|Kayani is reported to be furious with the prime minister for his statements criticising the army [EPA]|
Asif Ali Zardari, Pakistan’s president, has met with the country’s powerful army chief in a bid to ease tensions after weeks of frosty civilian-military relations that threaten the stability of the nuclear-armed nation.
A presidential spokesman said Zardari and General Ashfaq Kayani discussed “the current security situation” on Saturday without giving further details.
On Friday, with his government at risk of dissolution and in a veiled criticism of the army, Yusuf Raza Gilani, the prime minister, called on parliament to choose between democracy and dictatorship.
Quoting a senior military source, the Reuters news agency reported on Saturday that Kayani is furious with the prime minister for his statements criticising the army, and that they should be either clarified or withdrawn.
“The army chief complained to the president about the prime minister’s statements, and said they needed to be either
clarified or withdrawn,” the source told Reuters.
“He said such statements were divisive and made the country more vulnerable.”
Following his talks with the president, Kayani met with Gilani and his cabinet’s defence committee.
Attempting to strike a conciliatory tone with Kayani, Gilani said: “Our government and parliament, and above all our patriotic people, have stood fully behind our brave armed forces and security personnel.
“It has been my government’s policy to allow and enable all state institutions to play their role in their respective
Friday’s appeal by Gilani comes amid the fallout of last year’s memogate scandal, in which an unsigned memorandum, said to be from Zardari and addressed to Admiral Mike Mullen, then chairman of the US joint chiefs of staff, called on the Obama administration to thwart a military takeover of the civilian government.

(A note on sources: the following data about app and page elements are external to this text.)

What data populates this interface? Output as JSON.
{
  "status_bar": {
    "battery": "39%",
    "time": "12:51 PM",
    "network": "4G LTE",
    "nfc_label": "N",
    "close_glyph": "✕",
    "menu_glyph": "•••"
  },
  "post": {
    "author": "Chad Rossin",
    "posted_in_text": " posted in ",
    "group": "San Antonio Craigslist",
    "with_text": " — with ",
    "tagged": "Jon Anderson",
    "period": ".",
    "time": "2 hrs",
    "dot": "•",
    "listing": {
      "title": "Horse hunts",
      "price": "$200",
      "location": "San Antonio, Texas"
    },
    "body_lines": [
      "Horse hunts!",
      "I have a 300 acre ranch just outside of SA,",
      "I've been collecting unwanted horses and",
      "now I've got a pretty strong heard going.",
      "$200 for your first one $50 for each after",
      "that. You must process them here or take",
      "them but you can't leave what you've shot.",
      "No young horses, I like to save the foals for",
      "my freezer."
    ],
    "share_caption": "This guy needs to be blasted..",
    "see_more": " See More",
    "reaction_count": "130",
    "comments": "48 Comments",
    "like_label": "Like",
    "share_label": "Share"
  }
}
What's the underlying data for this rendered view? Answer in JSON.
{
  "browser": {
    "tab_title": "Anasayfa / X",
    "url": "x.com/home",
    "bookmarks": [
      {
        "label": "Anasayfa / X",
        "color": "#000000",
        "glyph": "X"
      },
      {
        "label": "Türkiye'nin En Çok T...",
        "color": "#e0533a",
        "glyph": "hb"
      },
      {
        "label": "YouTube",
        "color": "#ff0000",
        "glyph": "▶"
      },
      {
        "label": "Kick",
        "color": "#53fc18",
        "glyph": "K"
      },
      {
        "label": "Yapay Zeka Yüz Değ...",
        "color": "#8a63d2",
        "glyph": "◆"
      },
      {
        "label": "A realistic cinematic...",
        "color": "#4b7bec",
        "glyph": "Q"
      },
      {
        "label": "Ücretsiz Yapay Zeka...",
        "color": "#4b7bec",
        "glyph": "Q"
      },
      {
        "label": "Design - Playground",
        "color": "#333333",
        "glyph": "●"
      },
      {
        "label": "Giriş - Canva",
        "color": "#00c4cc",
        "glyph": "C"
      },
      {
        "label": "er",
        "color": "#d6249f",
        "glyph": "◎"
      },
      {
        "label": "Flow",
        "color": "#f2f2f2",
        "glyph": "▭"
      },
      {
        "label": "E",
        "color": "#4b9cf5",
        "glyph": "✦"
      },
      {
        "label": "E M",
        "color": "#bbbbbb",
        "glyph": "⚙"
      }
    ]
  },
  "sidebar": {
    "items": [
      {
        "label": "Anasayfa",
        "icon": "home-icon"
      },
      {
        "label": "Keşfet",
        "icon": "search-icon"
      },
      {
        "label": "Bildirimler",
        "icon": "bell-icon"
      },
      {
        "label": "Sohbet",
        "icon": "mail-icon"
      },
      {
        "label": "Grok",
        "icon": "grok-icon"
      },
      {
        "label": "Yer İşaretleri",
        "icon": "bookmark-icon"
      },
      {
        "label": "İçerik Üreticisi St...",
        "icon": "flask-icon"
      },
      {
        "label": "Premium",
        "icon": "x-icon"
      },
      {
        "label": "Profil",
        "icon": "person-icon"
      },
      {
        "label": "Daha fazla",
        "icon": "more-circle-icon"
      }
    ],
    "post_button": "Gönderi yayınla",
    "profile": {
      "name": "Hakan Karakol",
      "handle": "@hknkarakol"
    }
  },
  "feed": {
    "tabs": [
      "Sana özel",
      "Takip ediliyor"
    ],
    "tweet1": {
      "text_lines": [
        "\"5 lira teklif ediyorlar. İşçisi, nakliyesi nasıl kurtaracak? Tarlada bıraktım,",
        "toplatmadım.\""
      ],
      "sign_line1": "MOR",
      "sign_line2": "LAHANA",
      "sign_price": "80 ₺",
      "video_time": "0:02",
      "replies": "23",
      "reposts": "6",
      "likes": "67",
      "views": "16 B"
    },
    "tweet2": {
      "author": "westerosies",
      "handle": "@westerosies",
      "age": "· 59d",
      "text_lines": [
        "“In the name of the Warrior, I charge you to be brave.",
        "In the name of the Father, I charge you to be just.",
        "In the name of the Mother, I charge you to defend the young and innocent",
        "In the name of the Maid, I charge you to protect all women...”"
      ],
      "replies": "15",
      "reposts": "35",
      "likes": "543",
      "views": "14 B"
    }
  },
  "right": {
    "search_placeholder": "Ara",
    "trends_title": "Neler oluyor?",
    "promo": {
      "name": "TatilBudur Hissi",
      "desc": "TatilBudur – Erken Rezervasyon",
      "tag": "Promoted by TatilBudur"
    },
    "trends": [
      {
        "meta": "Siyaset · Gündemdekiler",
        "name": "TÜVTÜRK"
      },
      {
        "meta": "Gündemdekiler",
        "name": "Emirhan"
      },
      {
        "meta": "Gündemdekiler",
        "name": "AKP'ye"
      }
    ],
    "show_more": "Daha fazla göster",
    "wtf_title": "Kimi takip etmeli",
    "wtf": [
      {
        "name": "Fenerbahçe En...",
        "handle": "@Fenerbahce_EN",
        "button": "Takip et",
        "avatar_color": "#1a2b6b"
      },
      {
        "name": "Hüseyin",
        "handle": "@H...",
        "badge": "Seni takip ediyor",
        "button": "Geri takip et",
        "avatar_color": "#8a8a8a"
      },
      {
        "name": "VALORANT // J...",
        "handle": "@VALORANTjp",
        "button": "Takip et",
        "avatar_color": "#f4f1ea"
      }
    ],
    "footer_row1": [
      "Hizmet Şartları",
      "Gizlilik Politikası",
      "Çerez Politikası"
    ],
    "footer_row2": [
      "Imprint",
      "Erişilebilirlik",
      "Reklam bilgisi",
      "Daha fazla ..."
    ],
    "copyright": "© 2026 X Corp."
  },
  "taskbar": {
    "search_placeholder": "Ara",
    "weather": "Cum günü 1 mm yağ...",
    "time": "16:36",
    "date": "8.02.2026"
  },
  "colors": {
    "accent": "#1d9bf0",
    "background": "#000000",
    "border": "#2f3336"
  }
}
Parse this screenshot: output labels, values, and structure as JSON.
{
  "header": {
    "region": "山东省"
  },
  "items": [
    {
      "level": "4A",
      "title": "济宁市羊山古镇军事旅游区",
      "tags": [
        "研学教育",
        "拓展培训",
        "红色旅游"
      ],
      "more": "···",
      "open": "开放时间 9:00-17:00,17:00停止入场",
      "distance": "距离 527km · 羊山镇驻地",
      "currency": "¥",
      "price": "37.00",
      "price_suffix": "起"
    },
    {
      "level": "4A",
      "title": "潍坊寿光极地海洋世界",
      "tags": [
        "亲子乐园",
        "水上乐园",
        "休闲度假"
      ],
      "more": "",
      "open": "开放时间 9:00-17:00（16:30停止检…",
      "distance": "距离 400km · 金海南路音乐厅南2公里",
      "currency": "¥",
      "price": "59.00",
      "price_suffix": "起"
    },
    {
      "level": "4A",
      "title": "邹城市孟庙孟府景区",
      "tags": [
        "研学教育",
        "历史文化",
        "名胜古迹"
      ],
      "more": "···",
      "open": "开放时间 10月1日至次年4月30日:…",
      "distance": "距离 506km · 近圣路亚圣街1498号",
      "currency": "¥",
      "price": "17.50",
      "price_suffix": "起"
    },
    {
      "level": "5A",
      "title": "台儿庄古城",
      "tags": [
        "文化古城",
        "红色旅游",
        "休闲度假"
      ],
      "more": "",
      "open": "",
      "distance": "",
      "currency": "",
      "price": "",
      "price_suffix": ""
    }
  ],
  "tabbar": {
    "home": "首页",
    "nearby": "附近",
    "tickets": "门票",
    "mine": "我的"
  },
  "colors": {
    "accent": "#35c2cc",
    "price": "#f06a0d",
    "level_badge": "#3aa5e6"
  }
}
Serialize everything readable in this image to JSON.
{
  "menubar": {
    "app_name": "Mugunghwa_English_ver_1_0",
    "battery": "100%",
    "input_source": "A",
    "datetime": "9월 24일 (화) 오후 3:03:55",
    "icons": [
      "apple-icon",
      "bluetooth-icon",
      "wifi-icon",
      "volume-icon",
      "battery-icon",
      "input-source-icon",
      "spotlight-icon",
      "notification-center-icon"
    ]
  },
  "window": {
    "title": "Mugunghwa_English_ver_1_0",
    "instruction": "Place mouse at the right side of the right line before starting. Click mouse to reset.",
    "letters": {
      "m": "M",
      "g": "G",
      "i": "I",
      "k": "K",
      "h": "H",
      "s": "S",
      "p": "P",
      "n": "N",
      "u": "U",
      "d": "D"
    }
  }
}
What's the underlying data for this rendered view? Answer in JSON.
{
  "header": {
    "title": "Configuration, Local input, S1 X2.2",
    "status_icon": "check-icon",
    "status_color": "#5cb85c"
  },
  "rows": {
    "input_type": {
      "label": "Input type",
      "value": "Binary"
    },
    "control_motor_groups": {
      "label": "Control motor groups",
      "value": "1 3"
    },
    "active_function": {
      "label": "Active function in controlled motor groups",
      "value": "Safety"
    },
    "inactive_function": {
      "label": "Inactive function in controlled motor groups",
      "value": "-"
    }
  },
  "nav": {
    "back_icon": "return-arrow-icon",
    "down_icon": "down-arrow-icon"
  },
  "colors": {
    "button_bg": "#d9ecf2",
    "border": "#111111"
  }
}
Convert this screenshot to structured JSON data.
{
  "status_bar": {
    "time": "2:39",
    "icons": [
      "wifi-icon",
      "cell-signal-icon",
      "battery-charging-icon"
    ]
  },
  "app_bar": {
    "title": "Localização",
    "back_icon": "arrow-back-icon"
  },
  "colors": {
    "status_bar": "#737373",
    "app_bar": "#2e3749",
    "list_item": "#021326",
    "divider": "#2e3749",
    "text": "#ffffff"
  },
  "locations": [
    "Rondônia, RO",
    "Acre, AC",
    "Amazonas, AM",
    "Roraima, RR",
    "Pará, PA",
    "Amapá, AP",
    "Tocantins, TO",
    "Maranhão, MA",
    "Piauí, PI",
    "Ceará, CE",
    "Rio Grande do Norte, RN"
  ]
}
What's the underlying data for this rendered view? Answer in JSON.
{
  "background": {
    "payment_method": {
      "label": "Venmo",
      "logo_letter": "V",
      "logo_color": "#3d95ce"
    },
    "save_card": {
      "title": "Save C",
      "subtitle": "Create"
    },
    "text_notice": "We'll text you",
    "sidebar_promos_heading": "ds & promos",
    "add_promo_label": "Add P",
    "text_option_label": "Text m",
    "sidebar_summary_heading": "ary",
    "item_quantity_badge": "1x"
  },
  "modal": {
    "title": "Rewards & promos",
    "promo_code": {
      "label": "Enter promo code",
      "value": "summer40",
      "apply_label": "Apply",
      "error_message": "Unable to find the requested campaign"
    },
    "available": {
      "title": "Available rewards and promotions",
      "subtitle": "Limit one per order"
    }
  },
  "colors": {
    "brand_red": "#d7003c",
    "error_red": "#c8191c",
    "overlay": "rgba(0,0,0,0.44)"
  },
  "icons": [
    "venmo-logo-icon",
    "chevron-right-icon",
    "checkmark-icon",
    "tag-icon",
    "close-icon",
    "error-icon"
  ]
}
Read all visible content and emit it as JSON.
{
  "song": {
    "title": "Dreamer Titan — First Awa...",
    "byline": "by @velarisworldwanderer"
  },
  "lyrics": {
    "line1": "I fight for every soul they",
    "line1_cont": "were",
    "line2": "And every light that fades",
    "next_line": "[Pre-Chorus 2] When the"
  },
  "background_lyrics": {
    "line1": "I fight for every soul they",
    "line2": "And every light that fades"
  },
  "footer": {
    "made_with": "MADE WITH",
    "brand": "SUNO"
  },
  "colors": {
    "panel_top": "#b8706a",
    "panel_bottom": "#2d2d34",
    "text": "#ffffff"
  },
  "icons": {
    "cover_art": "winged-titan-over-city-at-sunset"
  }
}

‘Democracy or dictatorship’
Seeking support from their coalition partners, members of Gilani’s ruling Pakistan People’s Party (PPP), taking part in an emergency parliamentary session on Friday, introduced a resolution to endorse democracy.
The resolution, to be debated in the lower house on Monday, expressed “full confidence and trust” in the current civilian government.
“It must be decided whether there will be democracy in the country or dictatorship,” Gilani said of the confidence vote.
The resolution also calls for all state institutions to operate within the bounds of the nation’s constitution, a statement believed to be an affront to the nation’s powerful military, which has been accused of interfering in the nation’s political matters.
The apparent provocation was the US raid that led to the death of Osama bin Laden, the al-Qaeda chief, in May.
Gilani’s address came on the day that Zardari returned from an overnight trip to Dubai.
Zardari’s second trip to the Gulf state in as many months led to renewed speculation that he was fleeing before he could be toppled by the nation’s powerful military.
Monday is also when a full 17-member supreme court decision is due on the government’s response to a six-point “do-or-die” ultimatum given to the government to reopen old corruption cases against Zardari and others.
The corruption cases were originally stopped after the 2007 National Reconciliation Ordinance, a corruption amnesty issued by the government of Pervez Musharraf, the former president.
The possible outcomes of the court’s decision has led to new talks of a “constitutional coup,” rather than a military one, in which the supreme court would pursue a course of action that would lead to the government’s removal.